Fill in the blank
So probably the easiest way to start when it comes to making your own calendar is by simply printing a blank template found online. This way you'll have a base, a blank canvas if you will. Take all the materials that you have in your house, like washi tapes, sticky notes, glittery colorful pens and anything you can think of that could work as a decoration on your calendar. And go at it! There are no rules when it comes to decorating, it's super personal and it can differ from person to person.
The only real advice you'll need is to leave some space while decorating, don't overdo it since it will clutter and distract you from the written parts. Finding the perfect template that will suit your aesthetic is extremely easy and fast, a simple google search could get you whatever you want and the best part is, it's free! There are many printable options out there, so don't worry about not finding something you'd like, the possibilities are endless and you'll find just the right calendar you imagined!
Start from scratch
If you don't have a printer at home or you're just determined to make the calendar yourself, there are awesome ways to make the best and most unique personalized calendar there is. This gives you the full freedom to do whatever you can think of, want to make a calendar from old newspapers, do it! Want to cut out a certain shape and disguise the calendar as an art piece in your kitchen, why not?
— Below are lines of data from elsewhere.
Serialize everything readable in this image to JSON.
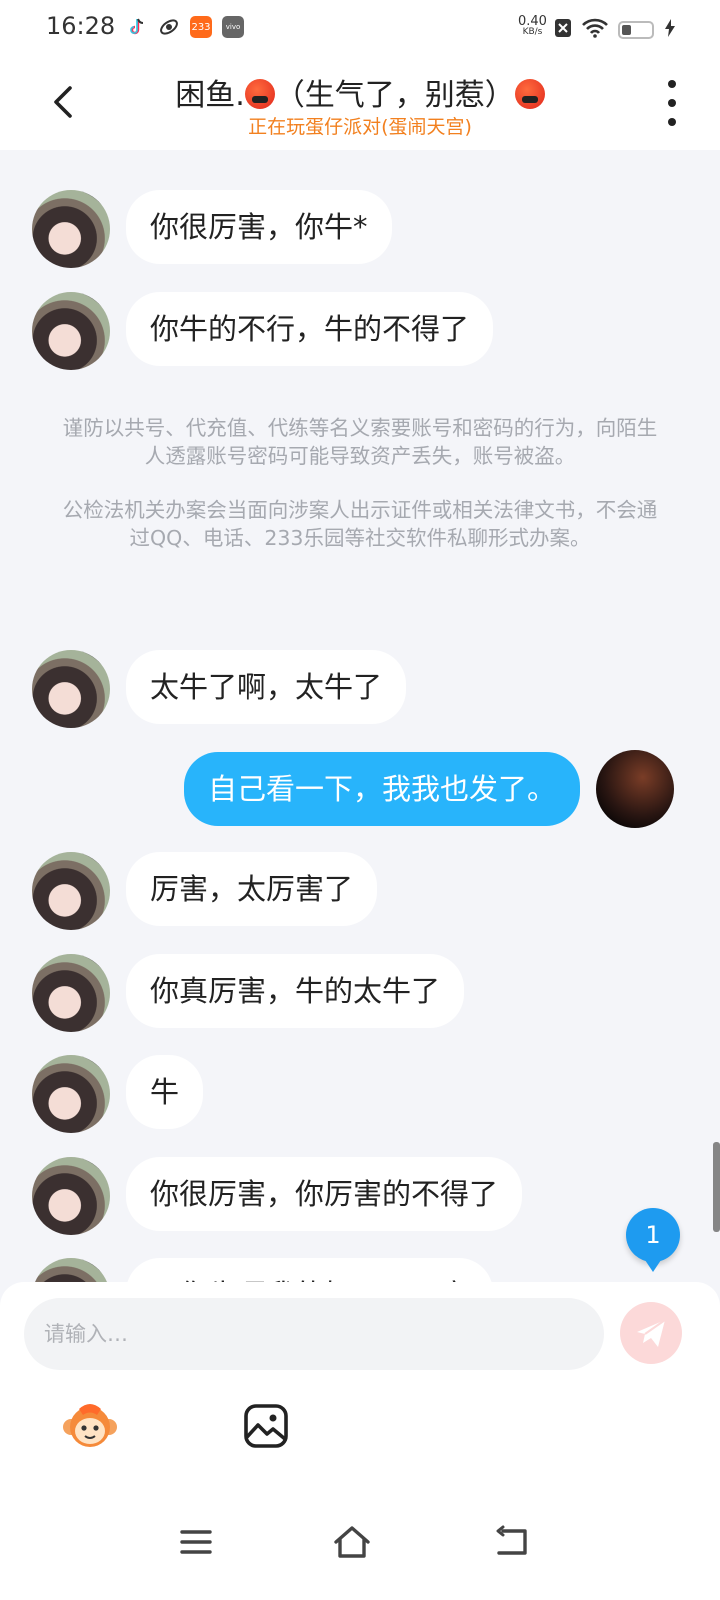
{
  "status_bar": {
    "time": "16:28",
    "app_badge_233": "233",
    "app_badge_vivo": "vivo",
    "net_speed_value": "0.40",
    "net_speed_unit": "KB/s"
  },
  "header": {
    "title": "困鱼.",
    "title_suffix": "（生气了，别惹）",
    "subtitle": "正在玩蛋仔派对(蛋闹天宫)",
    "accent_color": "#f2801f"
  },
  "messages": [
    {
      "text": "你很厉害，你牛*",
      "from": "other"
    },
    {
      "text": "你牛的不行，牛的不得了",
      "from": "other"
    },
    {
      "text": "太牛了啊，太牛了",
      "from": "other"
    },
    {
      "text": "自己看一下，我我也发了。",
      "from": "me"
    },
    {
      "text": "厉害，太厉害了",
      "from": "other"
    },
    {
      "text": "你真厉害，牛的太牛了",
      "from": "other"
    },
    {
      "text": "牛",
      "from": "other"
    },
    {
      "text": "你很厉害，你厉害的不得了",
      "from": "other"
    },
    {
      "text": "只你牛逼我的好吧，厉害",
      "from": "other"
    }
  ],
  "notice": {
    "line1": "谨防以共号、代充值、代练等名义索要账号和密码的行为，向陌生人透露账号密码可能导致资产丢失，账号被盗。",
    "line2": "公检法机关办案会当面向涉案人出示证件或相关法律文书，不会通过QQ、电话、233乐园等社交软件私聊形式办案。"
  },
  "unread_count": "1",
  "composer": {
    "placeholder": "请输入…"
  },
  "colors": {
    "my_bubble": "#28b4fb",
    "background": "#f4f5f9",
    "notice_text": "#a6a9b0"
  }
}
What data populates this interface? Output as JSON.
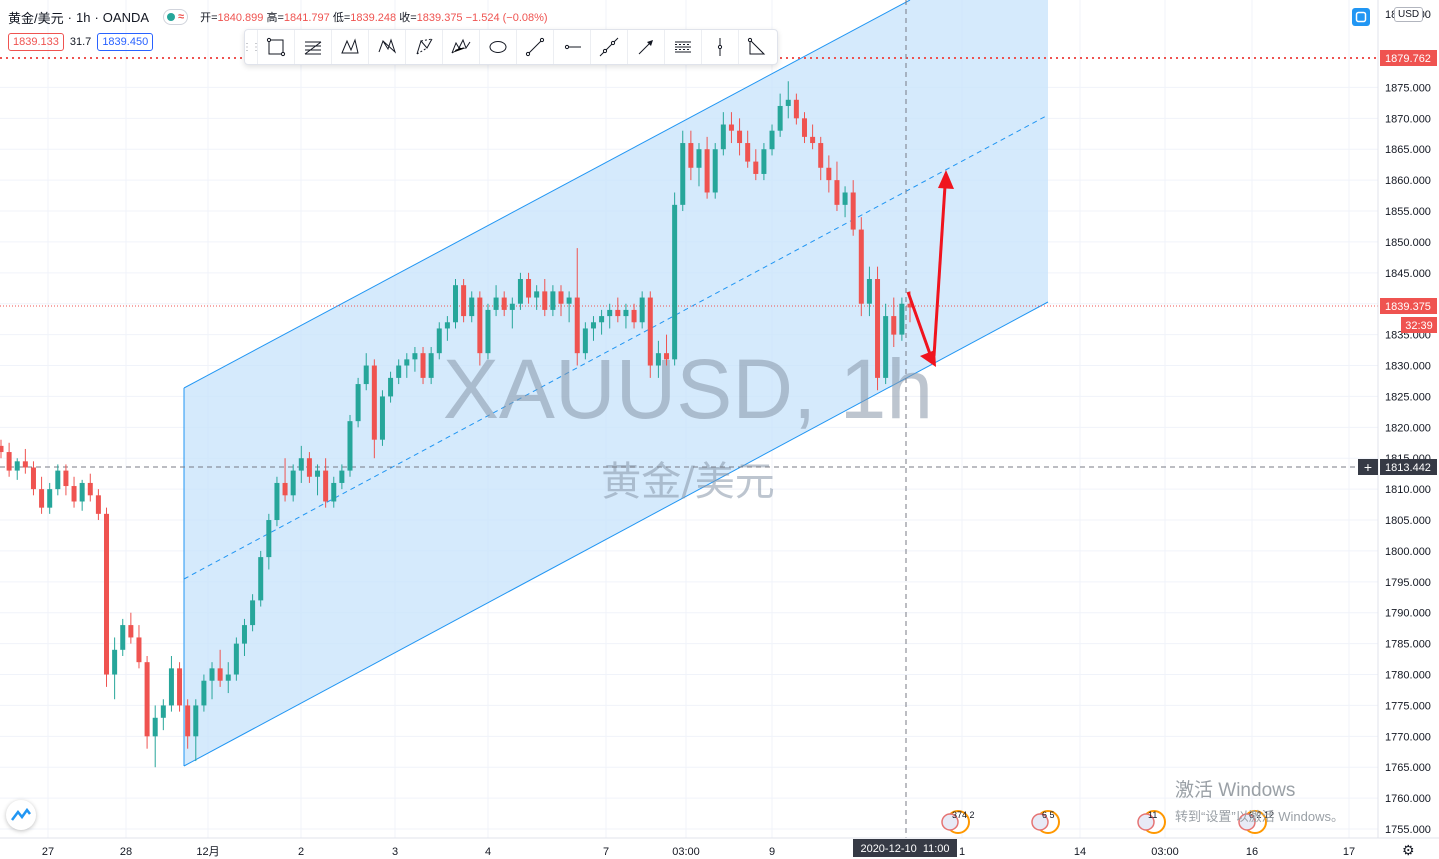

Nothing is stopping you when it comes to unleashing your creative side, use everything that you can get your hands on, think outside the box, don't be afraid to experiment. Making a calendar from scratch is an amazing opportunity to explore your artistic side, especially if you've been busy with work and responsibilities. This is a great excuse to do something creative, at the end of the day you are making it for the purpose of being more organized and having everything mapped out and planned. So make this time, the best time possible, be free and create!
Mix and match
Since there are absolutely no rules when making any diy project at home, what's stopping you from making the ultimate, super personal calendar! If you have basic knowledge in photoshop, you can even modify the blank calendars you got online, add pictures of your loved ones and family, maybe your pets or anything you like, and then print it out. Or you can print the blank template right away and add pictures or polaroids later on by using some washi tape.
Also, you can even paint over the printed blank calendar, this is a good option for those who aren't as skilled, so you'll have a base to start, just dip in your paintbrush in some acrylic or watercolor paints (or whatever you have around the house) and go for it. This is a great way to start doing artsy projects while still having some form of direction and help.
Sure keeping your priorities at bay and making plans and notes for everything is important...but the heart of this project has to be your willingness to turn something as boring and blank as a calendar into something spectacular. This calendar should proudly be up on your kitchen wall, so loud and colorful it just draws your attention to it.
If the calendar is decorated, personalized, and fun to look at, maybe it will inspire you to look forward to some events or responsibilities even if you didn't feel like it in the first place. So be creative and free, there are no rules so just go at it. With everything that happened this year, try to be positive and find little joys in seemingly insignificant things like diy calendars!